That is the strategy of memorable, repeatable, bible storying. It is that the listener would walk away with the story engraved on his heart and stored in his mind. That is the goal of bible storying, to tell a story in such a way that it is impacting, that it invites reflection on the listener’s spiritual condition, and ultimately leads them to repentance and acceptance of Jesus Christ as Savior, and that they don’t forget that commitment and can hide that story in their heart and repeat it.
It is with those strategies, those goals in mind, that we approach storytelling and ask first, what does the listener need to hear in order to be open to receiving Jesus and second, how do we tell it. We discussed beginning to formulate a strategy of what a people group needs to hear in order to understand Jesus as Savior in a previous article.  And last week we began discussing mnemonics of the parables that Jesus told, looking at patterns to make a story memorable for both the teller and the listener.  This week we are further examining devices, or tools, to make the stories penetrate the mind and heart.
A bible story is just that: A story.
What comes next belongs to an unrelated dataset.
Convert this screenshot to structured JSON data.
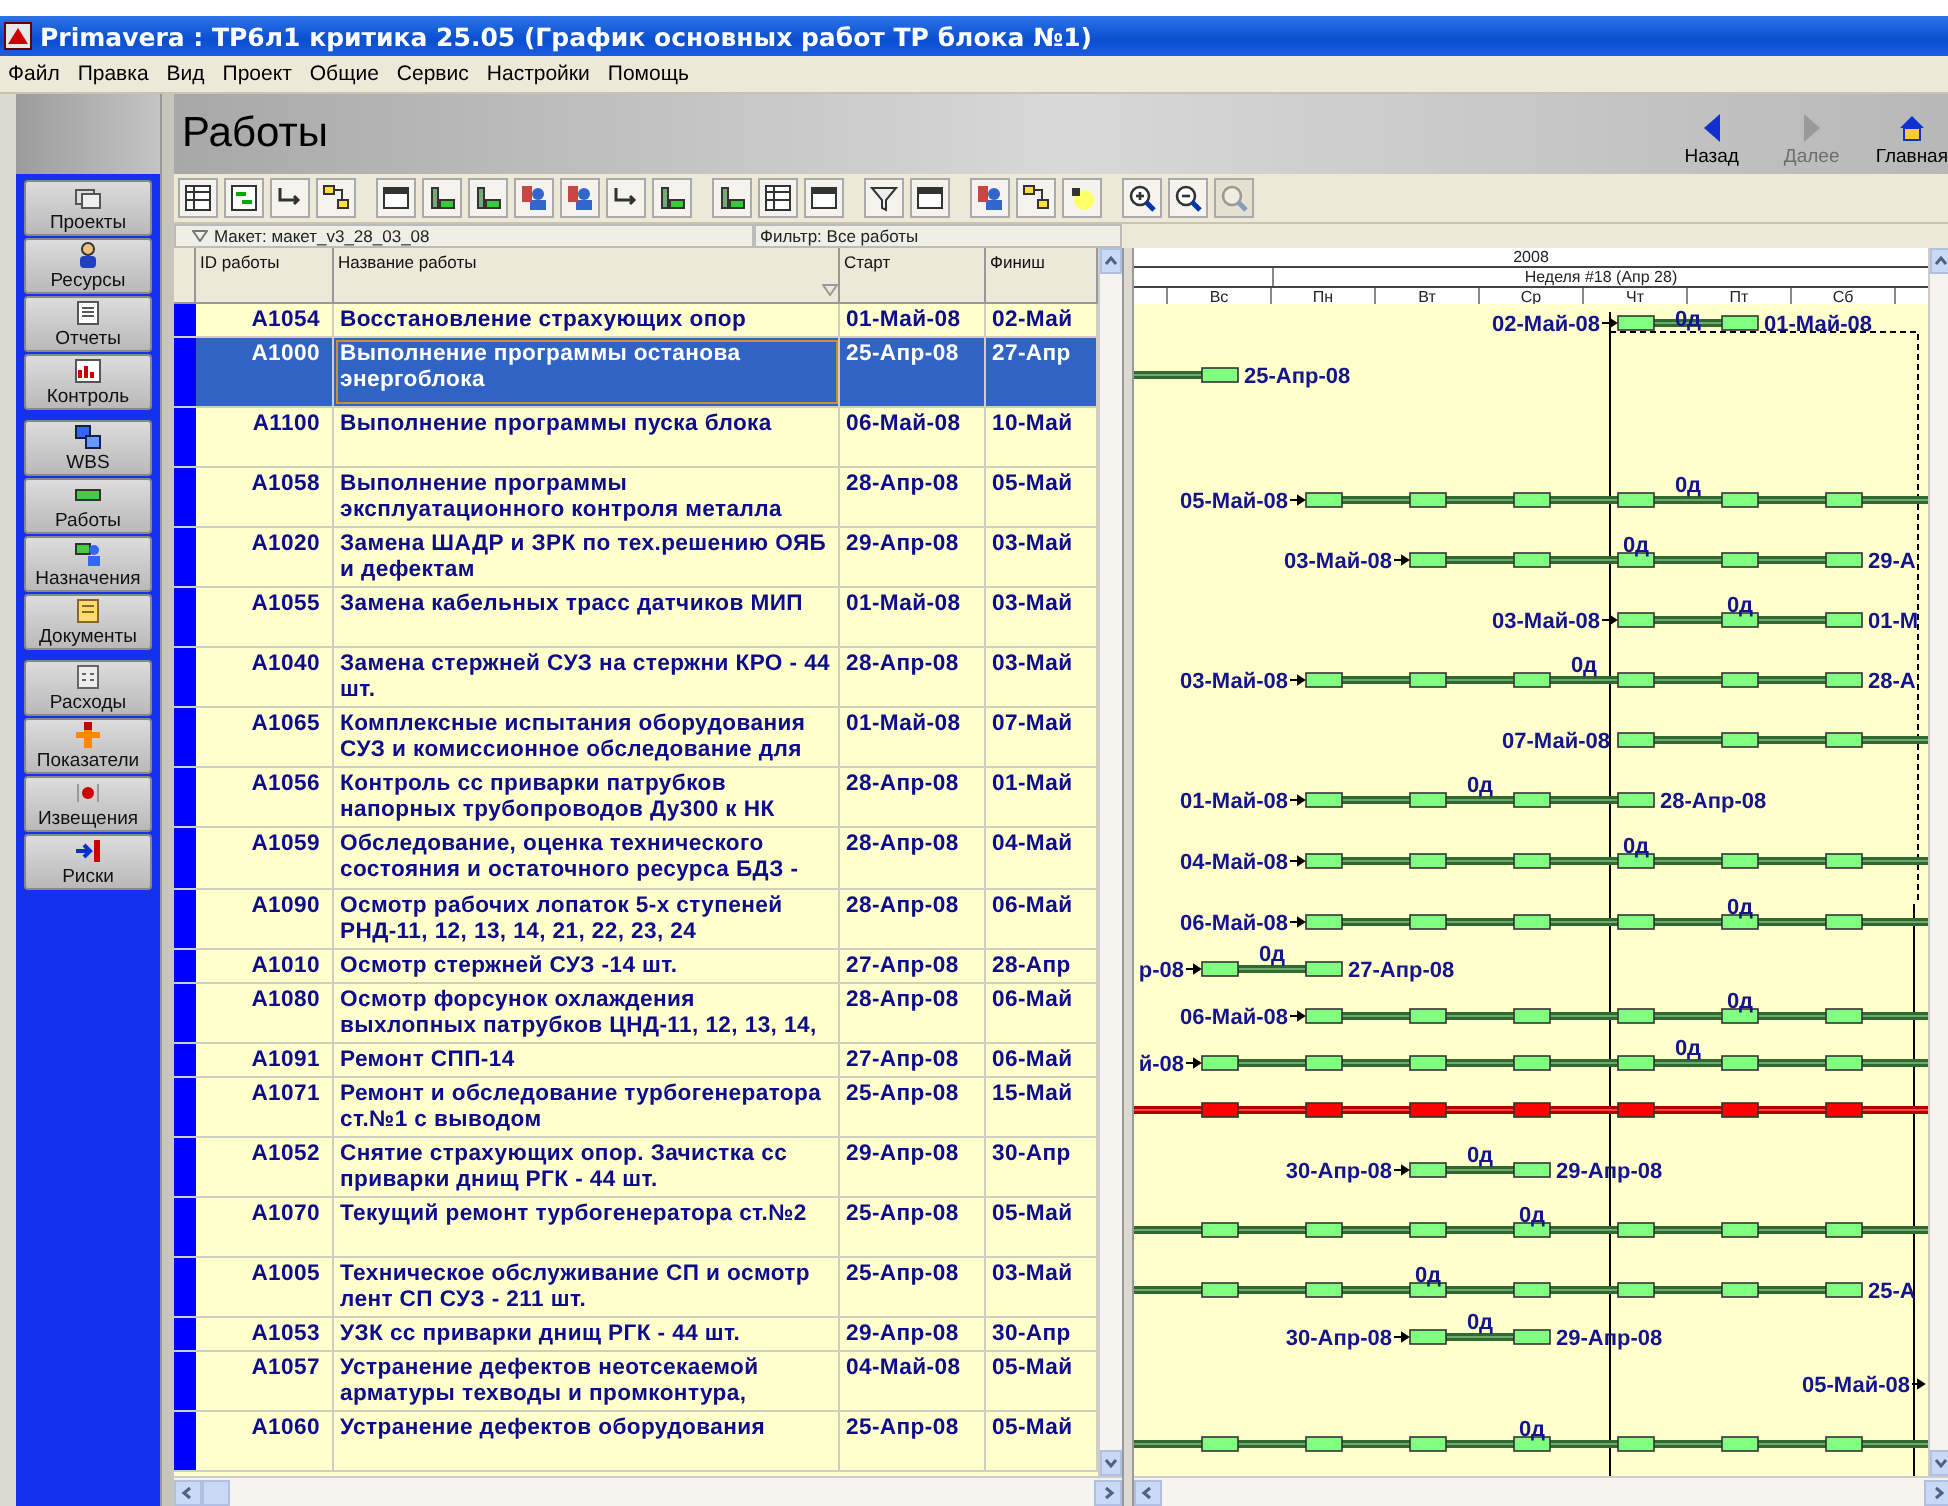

In other words, a story is not a harmony of many stories, not a conglomeration of stories and it is not a systematic theology or teaching. It is interesting that many other cultures learn through story and not through a factual statement. That means that here in the United States we might factually state that God is all powerful. But in another culture a story will communicate that fact better. For example, if we tell a story as God always existing and creating the spirit world, the story communicates that God is creator, everything else was made by Him and therefore, He is over everything else. That is story.
A story that is told for memorability and repeatability should aim to not be longer than three minutes. That’s not to say that they can’t be longer than three minutes, it is just the goal to shoot for three minutes. Dramas and story in song are exceptions but they have another kind of device that keeps the listener involved-more about that in a moment. Three minutes is enough time to bring one idea into the story. Stories are not movies and they are not sermons, but they can be at the start of a sermon and that will often drive home the meaning of the sermon or open the door for the sermon.
Good stories are told with pace and flow. If you were to hear a story with an emotional high pitched tone throughout, you would begin to get weary and it could lose some of its effect. Stories should have a rhythm but with highs and lows just like a song.
Avoid science speak and Christianese. I once heard a kind and wonderful preacher give a sermon on the streets to Atlanta to a group of homeless and hungry men and women. She spoke of the balm of Gilead and how desired the Shekinah glory of God. No one had a clue as to what she was talking about. Tell a story like you were telling it to your younger sister. You are not trying to impress anyone-let the story make the impression.
If you can, choose a strong colorful sound bite. I have a dream is a perfect example. In the creation story you might say, “Before there was anything, there was God.” That phrase can be repeated, “Before there was man, there was God. Before there were animals, there was God. Before there were angels, there was God.” And go on from there, but be careful not to overdo it.
Use different voices when appropriate or perhaps two or three teenagers can tell one story that has more than one character.
If it is possible or especially in the case of drama, have the audience participate. My wife wrote a wonderful and well received drama about the creation of man and the sin of man (dramas can sometimes take on more than one story). Prior to her telling the story she asked the audience to boo every time she narrated the word, devil, and to cheer every time she narrated the word, God. It was fun and memorable for all.
This brings me to an interesting thing about drama in other cultures. Drama is well received when it is narrated. It makes the play easier to follow and it is easier for some of the people on your team to participate. Team members do not even need to understand the language to follow simple instructions to act out a drama. But please, be sure and practice.
Next Tuesday we continue with devices and strategies to tell memorable and repeatable stories.